On the court as a tennis player, Naomi Osaka is a powerhouse. She’s translated her success as a player into quite a lucrative career. Beyond her prize winnings from her tournament victories, she’s also scored plenty of endorsements. However, Osaka has recently taken a chance with her career, gambling on herself.
Let’s take a closer look at how Osaka, the world’s highest-paid woman athlete, has left her agent in the hopes of scoring a big return down the line.
What went into making Naomi Osaka the highest-paid woman athlete
On the court, Osaka earned $1.2 million in prize money. That’s a lot of money for the average person, but it pales in comparison to what Osaka made off the tennis court. She made over $52 million in endorsement money, accounting for a staggering 98% of her total compensation. It should come as no surprise that Osaka is such a high earner. Along with being a top talent, she’s also popular and charismatic, building quite a brand for herself.
Her sponsors include some major brands such as Nike, Louis Vuitton, Nissan, Mastercard, and Sweetgreen.

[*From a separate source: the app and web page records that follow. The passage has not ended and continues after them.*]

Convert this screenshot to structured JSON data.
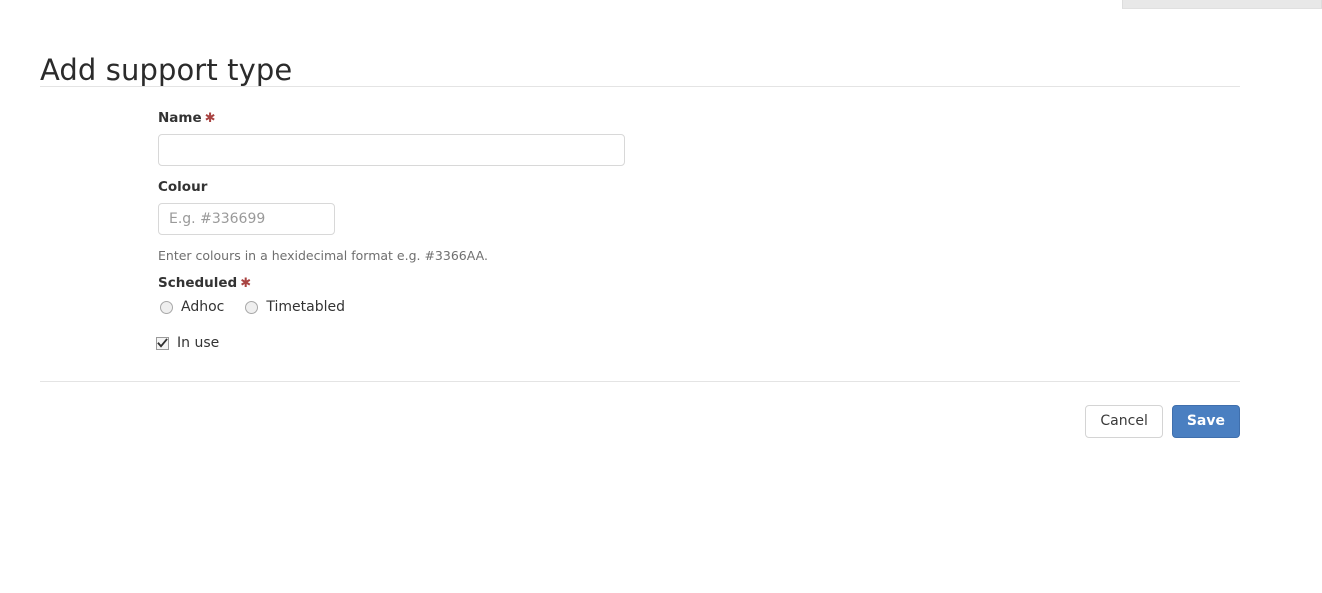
{
  "page": {
    "title": "Add support type"
  },
  "form": {
    "name": {
      "label": "Name",
      "required_marker": "✱",
      "value": "",
      "placeholder": ""
    },
    "colour": {
      "label": "Colour",
      "value": "",
      "placeholder": "E.g. #336699",
      "help_text": "Enter colours in a hexidecimal format e.g. #3366AA."
    },
    "scheduled": {
      "label": "Scheduled",
      "required_marker": "✱",
      "options": [
        {
          "label": "Adhoc",
          "selected": false
        },
        {
          "label": "Timetabled",
          "selected": false
        }
      ]
    },
    "in_use": {
      "label": "In use",
      "checked": true
    }
  },
  "actions": {
    "cancel_label": "Cancel",
    "save_label": "Save"
  },
  "colors": {
    "primary": "#4a7fc1",
    "required": "#a94442",
    "divider": "#e4e4e4",
    "help_text": "#6f6f6f"
  }
}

There’s no doubt she’ll add more to that list as her career advances and her popularity grows. However, Osaka has taken a chance on multiplying her earnings – it’s a calculated risk that isn’t guaranteed to pay off.
Why Osaka recently left her agent
In the world of sports, talent and performance can only get you so far. Once athletes reach a certain level of superstardom, they often require an experienced agent to help them navigate the world of corporate sponsorships and other moneymaking opportunities. Previously, Naomi Osaka had been with one of the best in the business.
Now? That’s all changed.
Sportico reported that Osaka has cut ties with IMG, a giant in the sports agency industry. Instead, she’s opted to begin her own agency that is to be called EVOLVE.
Osaka’s statement about the decision spoke of her desire to be independent, which is something she’s valued throughout her time in the spotlight as a star athlete. “I’ve spent my career doing things my way, even when people told me that it wasn’t what was expected or traditional,” she wrote. “Evolve is the natural next step in my journey as both an athlete and businesswoman, as well as a way to continue being myself and doing things my way.”
Will it pay off? It’s possible, but it’s a move only a small percentage of athletes can pull off.
Why Naomi Osaka’s move is a gamble (that could pay off big)
Legacy sports agencies come with a lot of perks. They have an infrastructure of connections and plans in place to support high-profile athletes. They can also support athletes who aren’t in the 1% of top earners but who have a more modest income. They can open up opportunities to these performers they might otherwise not see.
Other athletes have attempted what Naomi Osaka is doing. Jack Nicklaus, LeBron James, and Kevin Durant are just three examples of athletes who have started their own agency for representation. The drawback is that only top athletes can do this – stars with a less recognizable brand would struggle to pull this off without the influx of opportunities that superstars pull in.
The good news for Osaka? She is a superstar. Her status as the highest-earning woman athlete shows that she’s got staying power. If any current tennis player can make this work, it’s her. The other benefit is that Osaka may be able to help other athletes with this agency, which could solidify her role as a trailblazer in the world of sports.